Action item: Copy each line that contains the string "AHMAD", taking them from the material.

------------------------------------------------------------

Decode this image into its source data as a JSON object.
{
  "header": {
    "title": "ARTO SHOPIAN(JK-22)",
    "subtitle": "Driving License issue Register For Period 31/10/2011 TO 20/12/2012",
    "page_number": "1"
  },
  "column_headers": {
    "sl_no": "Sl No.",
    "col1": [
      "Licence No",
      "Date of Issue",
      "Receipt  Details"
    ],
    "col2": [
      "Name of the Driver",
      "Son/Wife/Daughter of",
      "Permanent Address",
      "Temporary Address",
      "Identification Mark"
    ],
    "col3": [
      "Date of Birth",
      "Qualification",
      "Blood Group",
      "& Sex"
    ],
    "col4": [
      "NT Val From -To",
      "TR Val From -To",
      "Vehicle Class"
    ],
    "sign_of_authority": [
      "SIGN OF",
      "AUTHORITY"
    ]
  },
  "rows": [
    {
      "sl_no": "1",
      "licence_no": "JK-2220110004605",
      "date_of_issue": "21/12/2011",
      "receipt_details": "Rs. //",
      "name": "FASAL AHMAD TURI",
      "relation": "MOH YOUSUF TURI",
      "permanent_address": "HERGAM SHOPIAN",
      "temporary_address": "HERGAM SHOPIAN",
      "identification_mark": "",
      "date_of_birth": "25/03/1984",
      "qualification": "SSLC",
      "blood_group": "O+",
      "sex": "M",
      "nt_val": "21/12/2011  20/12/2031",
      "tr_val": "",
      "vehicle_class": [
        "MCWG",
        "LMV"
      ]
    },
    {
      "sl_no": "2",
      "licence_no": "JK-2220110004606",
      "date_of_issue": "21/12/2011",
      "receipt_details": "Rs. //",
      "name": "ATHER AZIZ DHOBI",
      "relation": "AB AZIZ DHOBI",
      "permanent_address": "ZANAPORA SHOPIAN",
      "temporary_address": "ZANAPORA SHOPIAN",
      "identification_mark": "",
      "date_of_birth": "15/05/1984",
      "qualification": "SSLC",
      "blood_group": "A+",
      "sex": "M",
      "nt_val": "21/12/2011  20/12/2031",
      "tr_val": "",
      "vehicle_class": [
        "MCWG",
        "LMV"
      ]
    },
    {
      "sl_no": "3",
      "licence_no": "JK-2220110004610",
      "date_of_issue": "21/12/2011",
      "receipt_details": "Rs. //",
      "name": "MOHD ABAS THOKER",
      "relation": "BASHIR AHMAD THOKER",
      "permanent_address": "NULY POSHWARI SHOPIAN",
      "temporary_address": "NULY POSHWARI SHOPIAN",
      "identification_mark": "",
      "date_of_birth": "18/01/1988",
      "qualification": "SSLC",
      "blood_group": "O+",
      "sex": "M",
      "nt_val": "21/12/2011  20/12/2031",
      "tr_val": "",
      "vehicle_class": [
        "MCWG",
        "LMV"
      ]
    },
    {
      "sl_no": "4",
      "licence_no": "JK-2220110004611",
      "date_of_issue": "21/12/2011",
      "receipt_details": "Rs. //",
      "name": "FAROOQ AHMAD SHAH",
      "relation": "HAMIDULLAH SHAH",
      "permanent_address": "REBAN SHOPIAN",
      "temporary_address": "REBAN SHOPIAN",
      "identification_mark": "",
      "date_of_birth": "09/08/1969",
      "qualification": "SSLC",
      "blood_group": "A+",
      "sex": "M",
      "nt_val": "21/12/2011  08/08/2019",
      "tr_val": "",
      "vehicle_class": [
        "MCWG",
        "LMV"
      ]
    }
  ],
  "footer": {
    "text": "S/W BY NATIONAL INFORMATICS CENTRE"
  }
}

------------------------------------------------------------

Task answer:
      "name": "FASAL AHMAD TURI",
      "relation": "BASHIR AHMAD THOKER",
      "name": "FAROOQ AHMAD SHAH",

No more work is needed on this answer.